Though I have recorded quibbles with his writing, I have to admit that he has the ability to weave an original, arresting story. Get yourself a copy of his book and trust me, you won’t be disappointed. I myself can’t wait for the next.

Halfway through the Memory

I am halfway through the final book of the Wheel of Time series.

Wait, let me process that.

I am halfway through the FINAL BOOK of the Wheel of Time series.

I have been reading this series since my fourteenth birthday. I can remember exactly where I was when I finished the Prologue to ‘The Eye of the World’. I remember the heady feeling of wonder and sheer energy that zinged through me when I finished the first book, and clamoured for the second. I was lucky, I didn’t have to wait interminably between books, at least until the eleventh (‘The Knife of Dreams’) came out.

I wrote this review for a paper shortly after I read the first book. The series was by no means new, but I didn’t think it was well-known enough in India, and wanted to do my bit.

After that, I was relegated to the read-and-find-out-in-a-few-years band of fans, some of whom had been reading the series since it first came out in 1991. I did what a lot of others did, to stanch that longing for more Randland. I joined a forum.

The first website that claimed my allegiance was wotmania. I joined in discussions, speculations, started a few myself, made friends on the forums, read their fanfiction (and, in turn, sicced my own on them), chatted with fellows in faraway Norway, and learned much about people in other countries, as well as, of course, people in other, fantasy universes.

Wotmania closed down, and then I shifted my attention to dragonmount.com. I have not been as personally involved on dragonmount as I was on wotmania, preferring to lurk and listen to other people’s discussions than step in myself. I have loved my time there however, and intend to linger on post apocalyptic Tarmon Gai’don.

Being part of this series, in the small way I have, has been an amazing experience. Whether it was waiting to see what the moderator would present us on Fan Art Friday (she would trawl the internet and present, each week, different artists’ versions of events, places or characters from the WOT universe), reading Mashiara Sedai’s theories on ‘WOT if…’, taking part in polls on the forum, discussing the nitty gritties of channeling, politics, damane or defending my indefensible crush on Demandred, super cloaked super-villain, I have loved every moment of it.

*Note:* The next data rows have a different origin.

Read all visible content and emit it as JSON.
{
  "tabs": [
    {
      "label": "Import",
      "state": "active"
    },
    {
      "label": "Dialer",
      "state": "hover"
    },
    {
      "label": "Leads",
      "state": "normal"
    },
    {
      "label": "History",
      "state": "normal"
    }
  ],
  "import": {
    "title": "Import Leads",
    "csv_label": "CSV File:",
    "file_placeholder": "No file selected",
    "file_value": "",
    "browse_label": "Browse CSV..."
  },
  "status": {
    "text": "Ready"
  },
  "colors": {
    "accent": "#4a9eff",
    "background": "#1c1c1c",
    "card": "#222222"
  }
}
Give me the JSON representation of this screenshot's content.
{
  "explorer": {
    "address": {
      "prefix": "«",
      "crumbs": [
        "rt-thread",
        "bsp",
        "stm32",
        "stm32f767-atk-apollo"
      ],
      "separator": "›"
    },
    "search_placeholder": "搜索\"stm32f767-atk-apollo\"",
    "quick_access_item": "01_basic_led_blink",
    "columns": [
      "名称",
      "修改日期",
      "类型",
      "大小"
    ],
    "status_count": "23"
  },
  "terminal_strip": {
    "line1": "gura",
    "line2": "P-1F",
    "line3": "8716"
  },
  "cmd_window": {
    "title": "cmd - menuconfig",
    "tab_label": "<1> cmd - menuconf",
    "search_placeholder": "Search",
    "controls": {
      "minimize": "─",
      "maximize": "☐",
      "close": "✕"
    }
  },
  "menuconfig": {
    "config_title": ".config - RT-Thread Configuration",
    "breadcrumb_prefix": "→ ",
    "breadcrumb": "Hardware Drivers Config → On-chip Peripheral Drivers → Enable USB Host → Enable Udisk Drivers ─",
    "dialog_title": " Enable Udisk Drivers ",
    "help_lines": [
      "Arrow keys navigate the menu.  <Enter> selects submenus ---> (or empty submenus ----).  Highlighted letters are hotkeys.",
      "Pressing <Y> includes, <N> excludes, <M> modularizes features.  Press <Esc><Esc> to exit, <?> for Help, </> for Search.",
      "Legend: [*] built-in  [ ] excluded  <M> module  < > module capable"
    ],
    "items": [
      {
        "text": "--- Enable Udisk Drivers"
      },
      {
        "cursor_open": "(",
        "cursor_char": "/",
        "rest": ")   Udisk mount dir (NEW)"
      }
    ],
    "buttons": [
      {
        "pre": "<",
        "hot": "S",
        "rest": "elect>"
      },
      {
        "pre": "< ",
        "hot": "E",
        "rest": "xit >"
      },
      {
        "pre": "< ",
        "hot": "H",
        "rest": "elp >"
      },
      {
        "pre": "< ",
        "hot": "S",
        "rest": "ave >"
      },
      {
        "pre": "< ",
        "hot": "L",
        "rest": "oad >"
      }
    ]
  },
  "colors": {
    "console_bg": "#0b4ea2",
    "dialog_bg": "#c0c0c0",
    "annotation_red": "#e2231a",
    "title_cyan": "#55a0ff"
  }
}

I can’t believe it’s going to end, in a small way. There are no more Wheel of Time books after this.

I guess I’ll deal with the creeping grief at the close, when the battle’s lost or won, when the hurlyburly’s done.

Till then, onward with Tarmon Gai’don!